“…No arrest can be made in a routine manner on a mere allegation of commission of an offence made against a person. It would be prudent for a police officer in the interest of protection of the constitutional rights of a citizen and perhaps in his own interest that no arrest should be made without a reasonable satisfaction reached after some investigation as to the genuineness and bona fides of a complaint and a reasonable belief both as to the person’s complicity and even so as to the need to effect arrest. Denying a person of his liberty is a serious matter. The recommendations of the Police Commission merely reflect the constitutional concomitants of the fundamental right to personal liberty and freedom. A person is not liable to arrest merely on the suspicion of complicity in an offence.

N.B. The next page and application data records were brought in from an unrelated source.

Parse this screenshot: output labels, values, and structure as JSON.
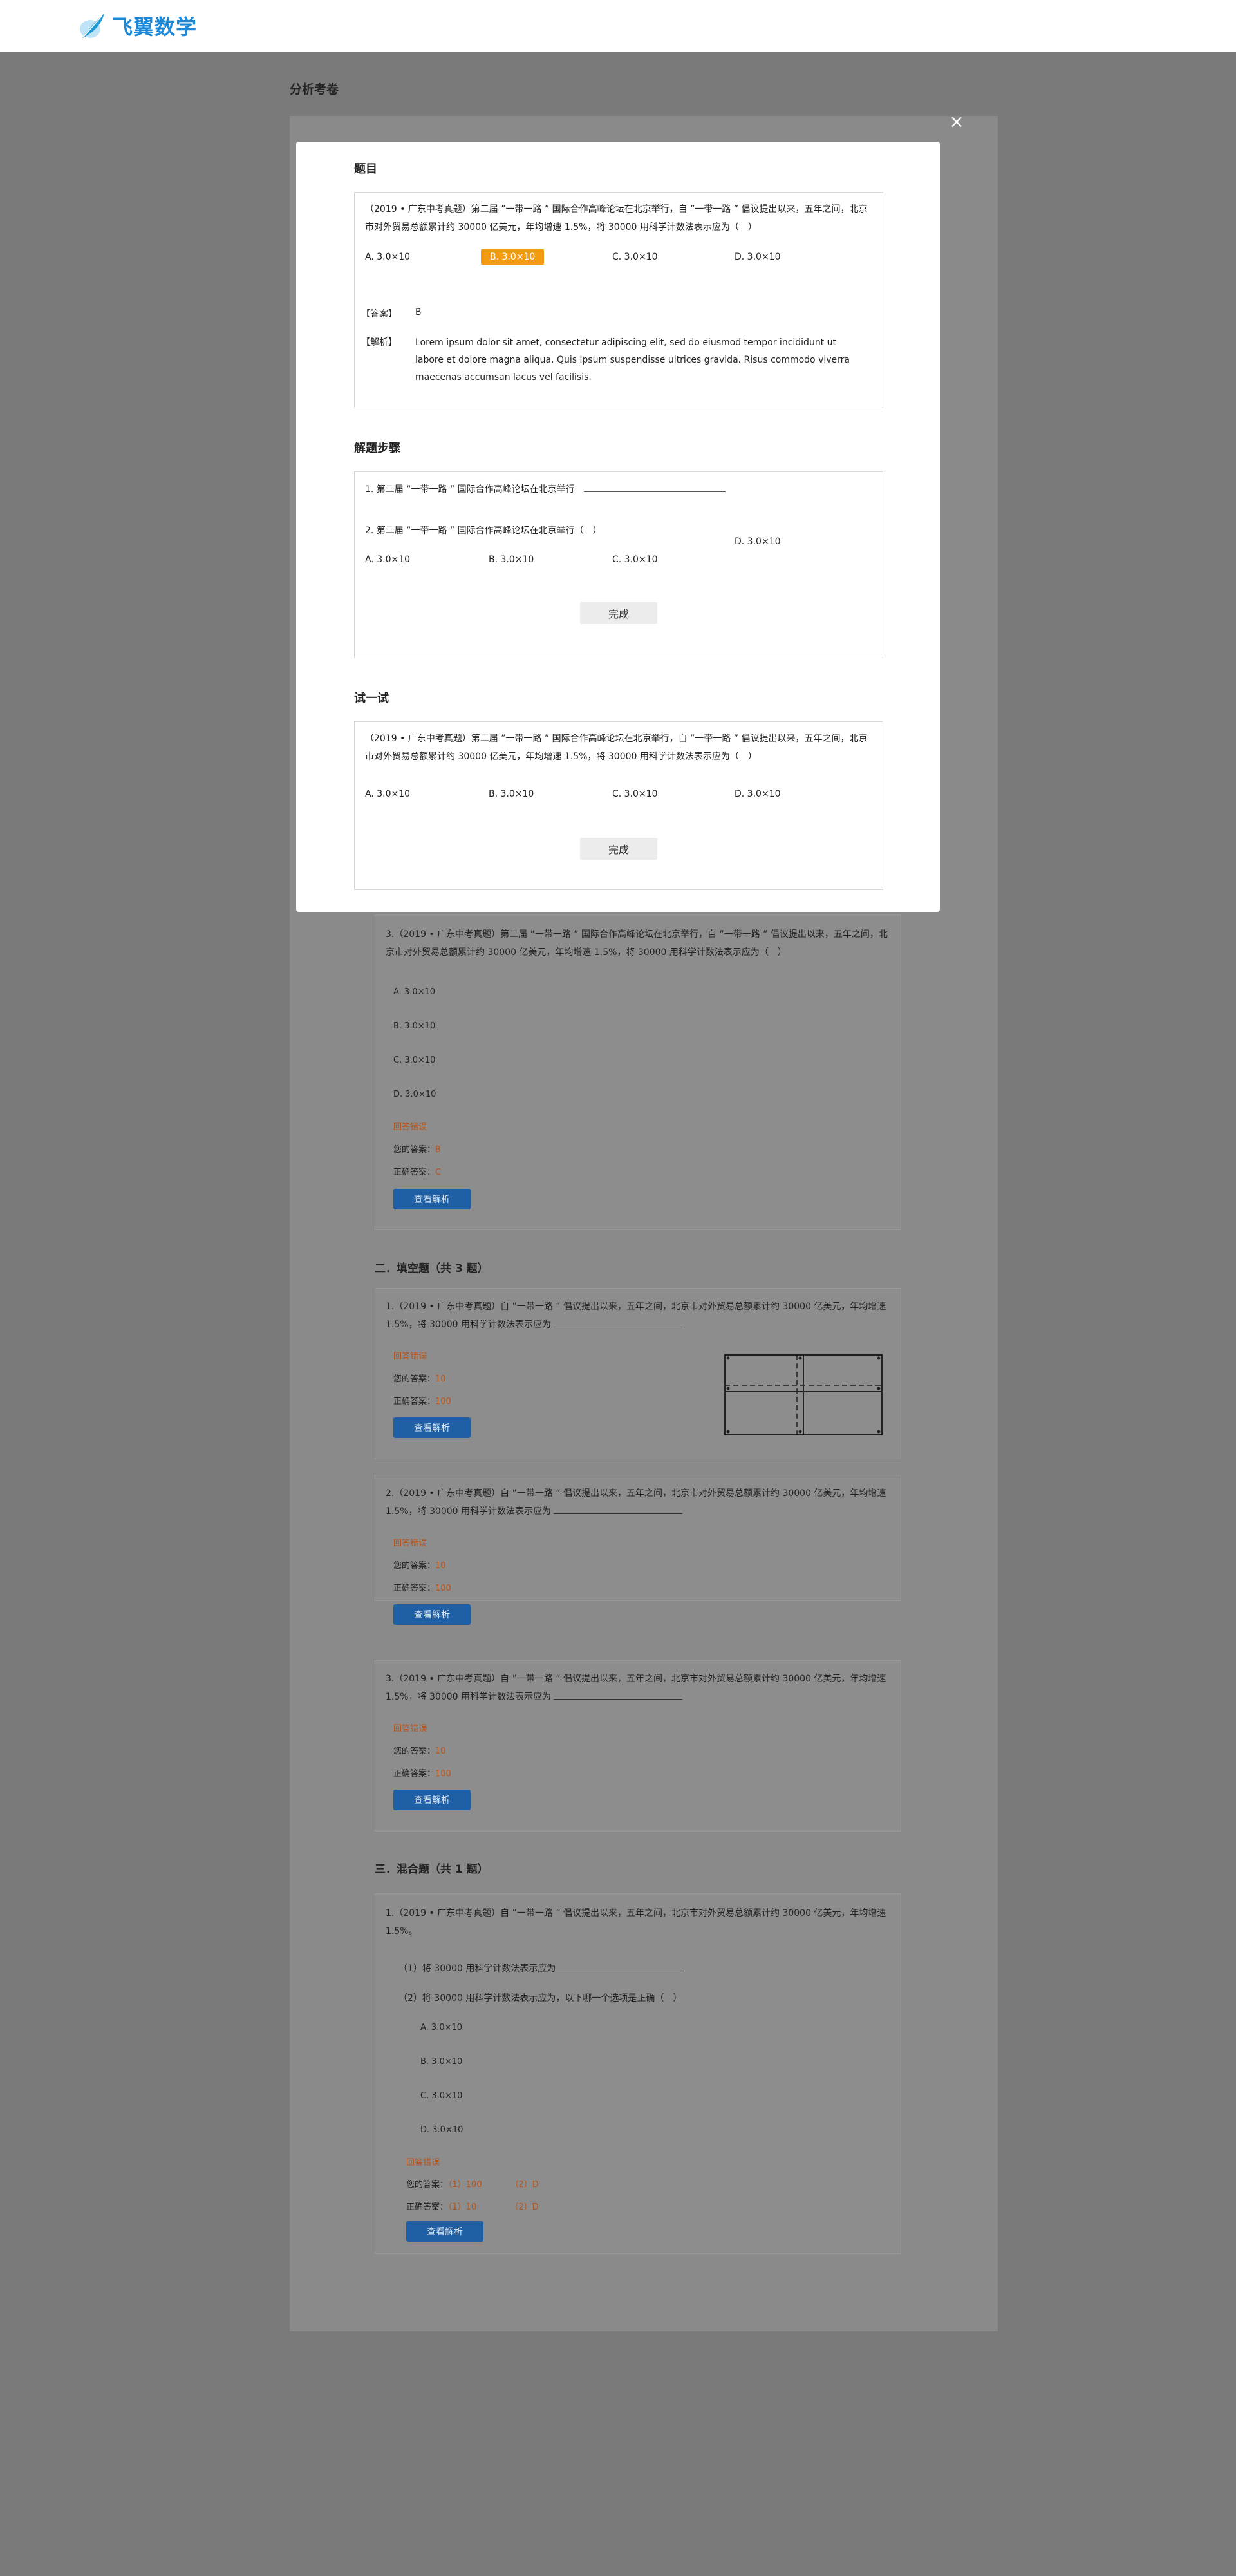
{
  "brand": {
    "name": "飞翼数学"
  },
  "page": {
    "title": "分析考卷"
  },
  "modal": {
    "close_glyph": "×",
    "section1": {
      "title": "题目",
      "question": "（2019 • 广东中考真题）第二届 ”一带一路 ” 国际合作高峰论坛在北京举行，自 ”一带一路 ” 倡议提出以来，五年之间，北京市对外贸易总额累计约 30000 亿美元，年均增速 1.5%，将 30000 用科学计数法表示应为（　）",
      "options": [
        "A.  3.0×10",
        "B.  3.0×10",
        "C.  3.0×10",
        "D.  3.0×10"
      ],
      "answer_label": "【答案】",
      "answer_value": "B",
      "analysis_label": "【解析】",
      "analysis_text": "Lorem ipsum dolor sit amet, consectetur adipiscing elit, sed do eiusmod tempor incididunt ut labore et dolore magna aliqua. Quis ipsum suspendisse ultrices gravida. Risus commodo viverra maecenas accumsan lacus vel facilisis."
    },
    "section2": {
      "title": "解题步骤",
      "step1": "1. 第二届 ”一带一路 ” 国际合作高峰论坛在北京举行",
      "step2": "2. 第二届 ”一带一路 ” 国际合作高峰论坛在北京举行（　）",
      "options": [
        "A.  3.0×10",
        "B.  3.0×10",
        "C.  3.0×10",
        "D.  3.0×10"
      ],
      "done_label": "完成"
    },
    "section3": {
      "title": "试一试",
      "question": "（2019 • 广东中考真题）第二届 ”一带一路 ” 国际合作高峰论坛在北京举行，自 ”一带一路 ” 倡议提出以来，五年之间，北京市对外贸易总额累计约 30000 亿美元，年均增速 1.5%，将 30000 用科学计数法表示应为（　）",
      "options": [
        "A.  3.0×10",
        "B.  3.0×10",
        "C.  3.0×10",
        "D.  3.0×10"
      ],
      "done_label": "完成"
    }
  },
  "choice_q3": {
    "question": "3.（2019 • 广东中考真题）第二届 ”一带一路 ” 国际合作高峰论坛在北京举行，自 ”一带一路 ” 倡议提出以来，五年之间，北京市对外贸易总额累计约 30000 亿美元，年均增速 1.5%，将 30000 用科学计数法表示应为（　）",
    "options": [
      "A.  3.0×10",
      "B.  3.0×10",
      "C.  3.0×10",
      "D.  3.0×10"
    ],
    "status": "回答错误",
    "your_label": "您的答案：",
    "your_value": "B",
    "correct_label": "正确答案：",
    "correct_value": "C",
    "btn": "查看解析"
  },
  "fill": {
    "title": "二．填空题（共 3 题）",
    "items": [
      {
        "question": "1.（2019 • 广东中考真题）自 ”一带一路 ” 倡议提出以来，五年之间，北京市对外贸易总额累计约 30000 亿美元，年均增速 1.5%，将 30000 用科学计数法表示应为",
        "status": "回答错误",
        "your_label": "您的答案：",
        "your_value": "10",
        "correct_label": "正确答案：",
        "correct_value": "100",
        "btn": "查看解析"
      },
      {
        "question": "2.（2019 • 广东中考真题）自 ”一带一路 ” 倡议提出以来，五年之间，北京市对外贸易总额累计约 30000 亿美元，年均增速 1.5%，将 30000 用科学计数法表示应为",
        "status": "回答错误",
        "your_label": "您的答案：",
        "your_value": "10",
        "correct_label": "正确答案：",
        "correct_value": "100",
        "btn": "查看解析"
      },
      {
        "question": "3.（2019 • 广东中考真题）自 ”一带一路 ” 倡议提出以来，五年之间，北京市对外贸易总额累计约 30000 亿美元，年均增速 1.5%，将 30000 用科学计数法表示应为",
        "status": "回答错误",
        "your_label": "您的答案：",
        "your_value": "10",
        "correct_label": "正确答案：",
        "correct_value": "100",
        "btn": "查看解析"
      }
    ]
  },
  "mixed": {
    "title": "三．混合题（共 1 题）",
    "question": "1.（2019 • 广东中考真题）自 ”一带一路 ” 倡议提出以来，五年之间，北京市对外贸易总额累计约 30000 亿美元，年均增速 1.5%。",
    "sub1": "（1）将 30000 用科学计数法表示应为",
    "sub2": "（2）将 30000 用科学计数法表示应为，以下哪一个选项是正确（　）",
    "options": [
      "A.  3.0×10",
      "B.  3.0×10",
      "C.  3.0×10",
      "D.  3.0×10"
    ],
    "status": "回答错误",
    "your_label": "您的答案：",
    "your_values": [
      "（1）100",
      "（2）D"
    ],
    "correct_label": "正确答案：",
    "correct_values": [
      "（1）10",
      "（2）D"
    ],
    "btn": "查看解析"
  }
}
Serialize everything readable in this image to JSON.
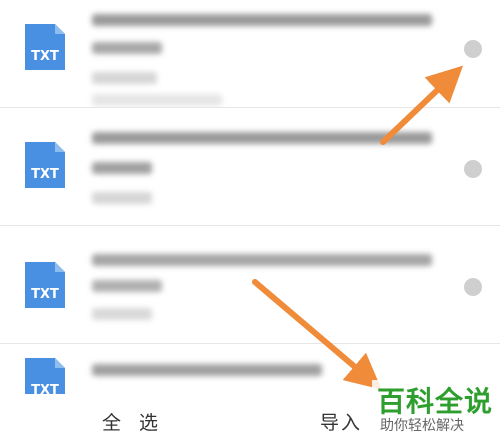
{
  "files": [
    {
      "id": "row1",
      "icon": "txt-file-icon",
      "icon_label": "TXT"
    },
    {
      "id": "row2",
      "icon": "txt-file-icon",
      "icon_label": "TXT"
    },
    {
      "id": "row3",
      "icon": "txt-file-icon",
      "icon_label": "TXT"
    },
    {
      "id": "row4",
      "icon": "txt-file-icon",
      "icon_label": "TXT"
    }
  ],
  "bottom_bar": {
    "select_all": "全 选",
    "import": "导入"
  },
  "watermark": {
    "title": "百科全说",
    "subtitle": "助你轻松解决"
  },
  "colors": {
    "icon_blue": "#4a90e2",
    "arrow": "#f08b3a",
    "radio_gray": "#cfcfcf",
    "watermark_green": "#2e9e2e"
  }
}
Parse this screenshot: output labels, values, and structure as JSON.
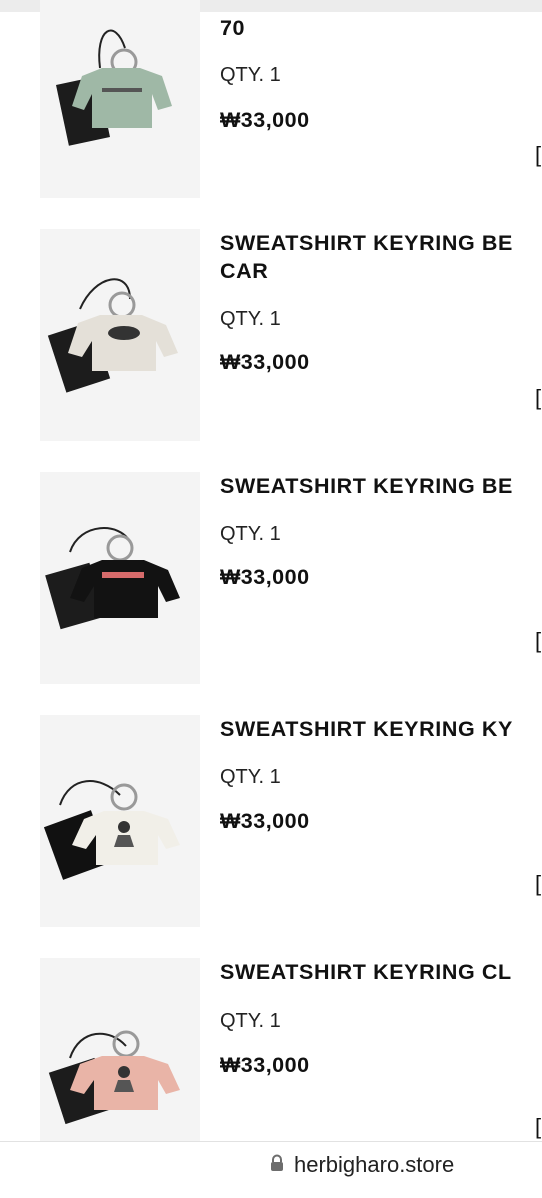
{
  "cart": {
    "items": [
      {
        "title": "70",
        "qty": "QTY. 1",
        "price": "₩33,000",
        "sweater_color": "#9fb8a6",
        "tag_color": "#1c1c1c",
        "print": "text"
      },
      {
        "title": "SWEATSHIRT KEYRING BE\nCAR",
        "qty": "QTY. 1",
        "price": "₩33,000",
        "sweater_color": "#e4e0d8",
        "tag_color": "#1c1c1c",
        "print": "car"
      },
      {
        "title": "SWEATSHIRT KEYRING BE",
        "qty": "QTY. 1",
        "price": "₩33,000",
        "sweater_color": "#121212",
        "tag_color": "#1c1c1c",
        "print": "logo"
      },
      {
        "title": "SWEATSHIRT KEYRING KY",
        "qty": "QTY. 1",
        "price": "₩33,000",
        "sweater_color": "#f1efe8",
        "tag_color": "#111111",
        "print": "figure"
      },
      {
        "title": "SWEATSHIRT KEYRING CL",
        "qty": "QTY. 1",
        "price": "₩33,000",
        "sweater_color": "#e9b4a7",
        "tag_color": "#1c1c1c",
        "print": "figure"
      }
    ],
    "bracket_glyph": "["
  },
  "browser": {
    "url": "herbigharo.store",
    "lock_icon": "lock-icon"
  }
}
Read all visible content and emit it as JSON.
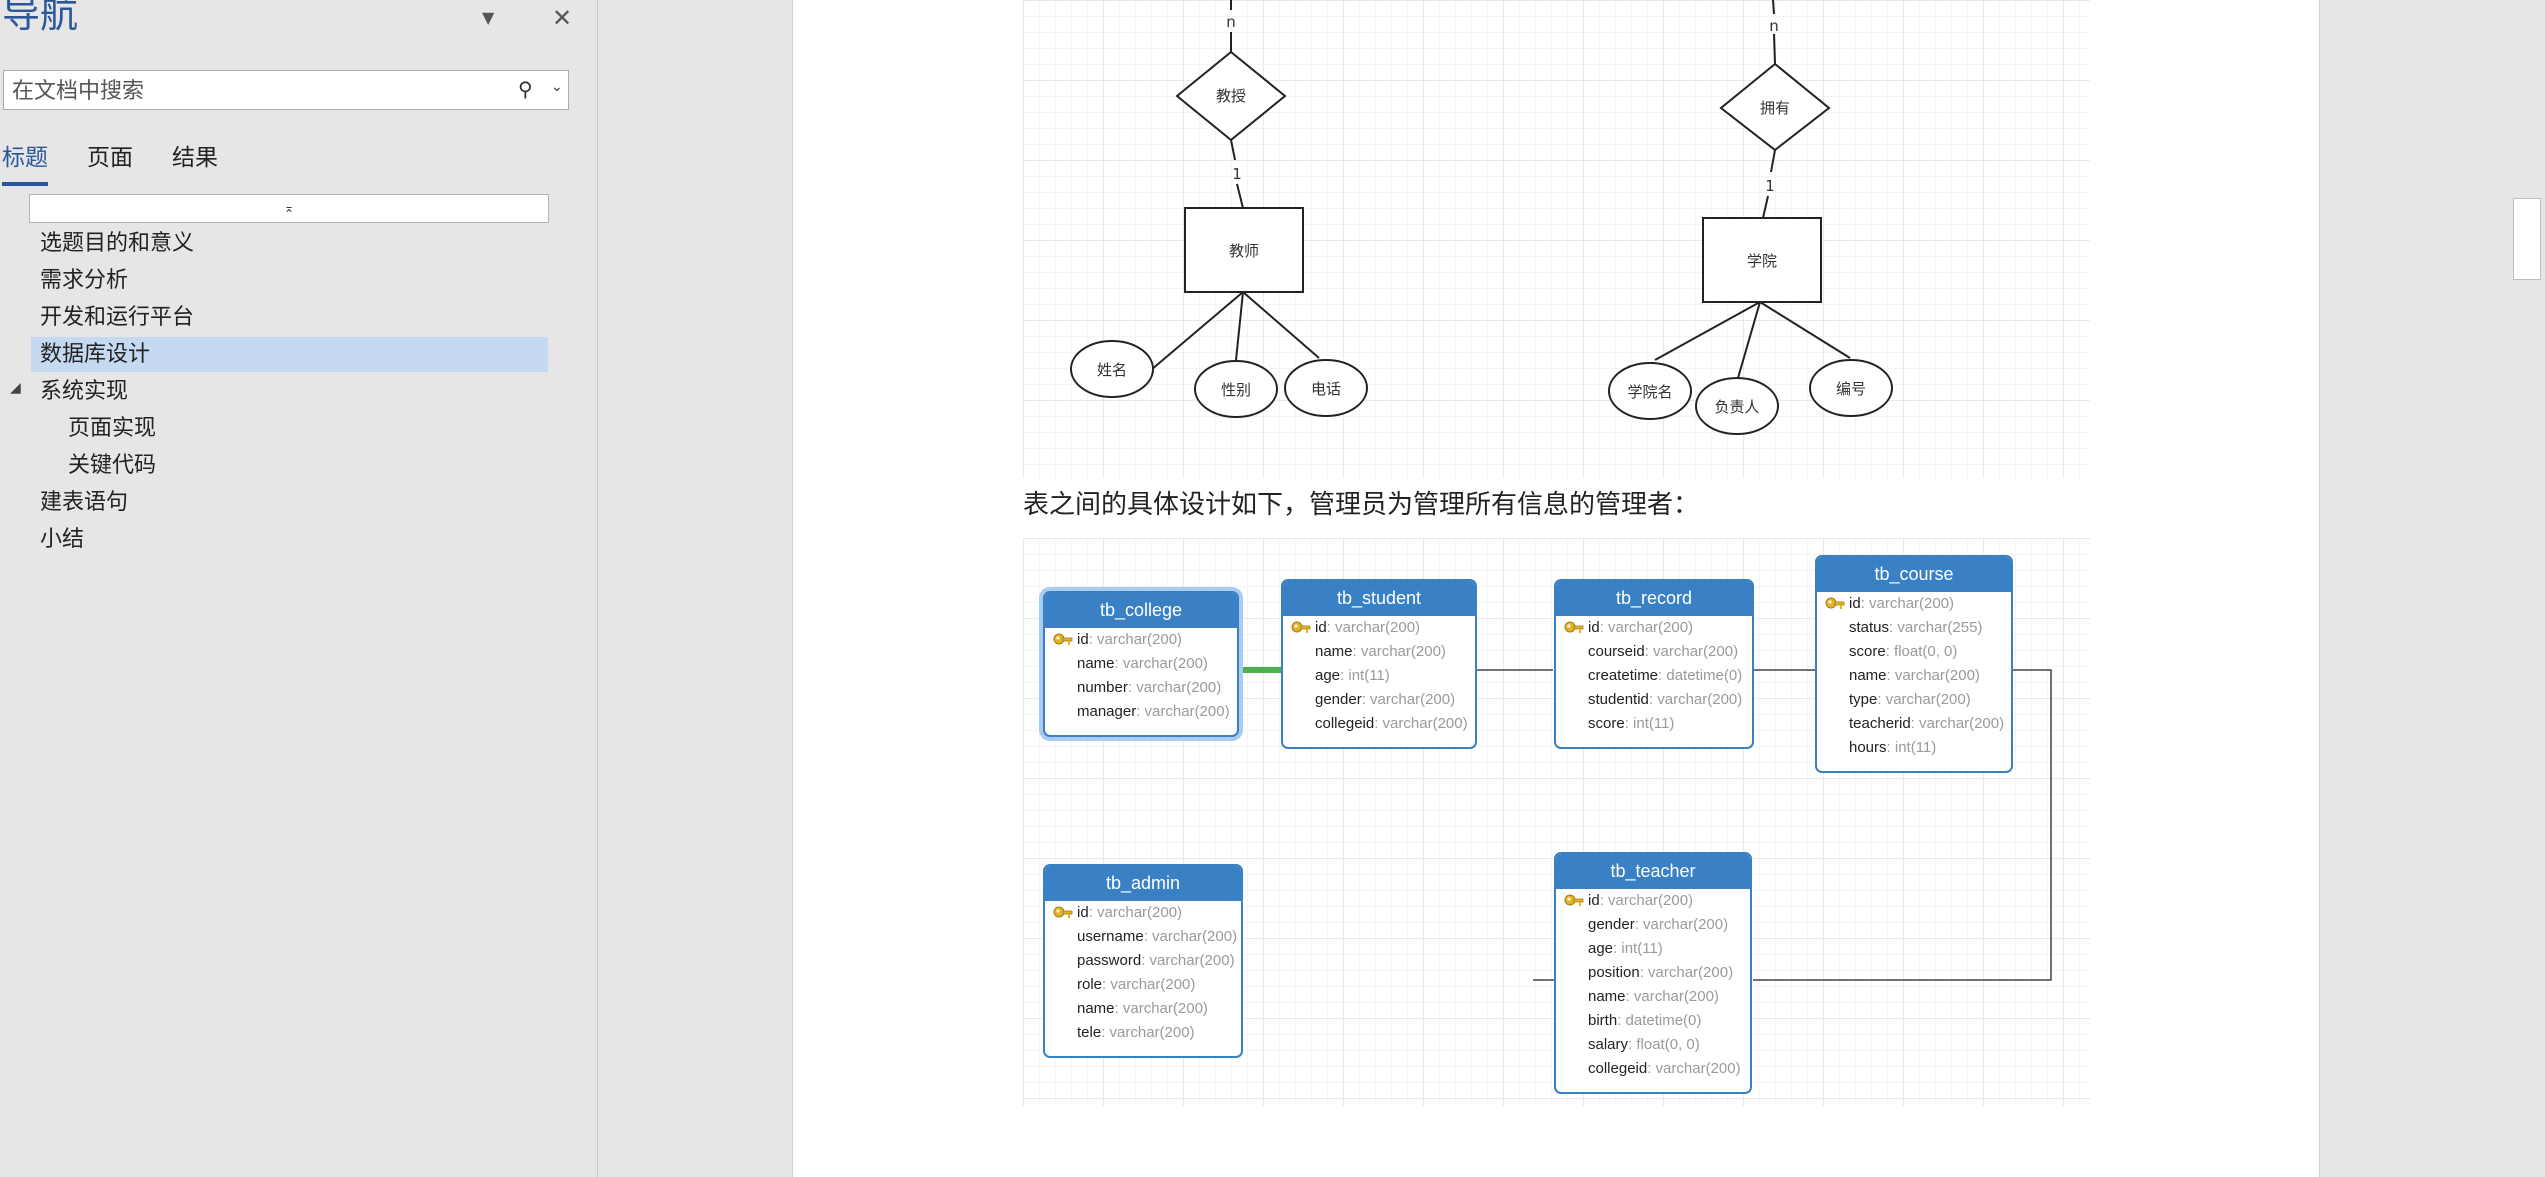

There must be some reasonable justification in the opinion of the officer effecting the arrest that such arrest is necessary and justified. Except in heinous offences, an arrest must be avoided if a police officer issues notice to person to attend the Station House and not to leave the Station without permission would do.”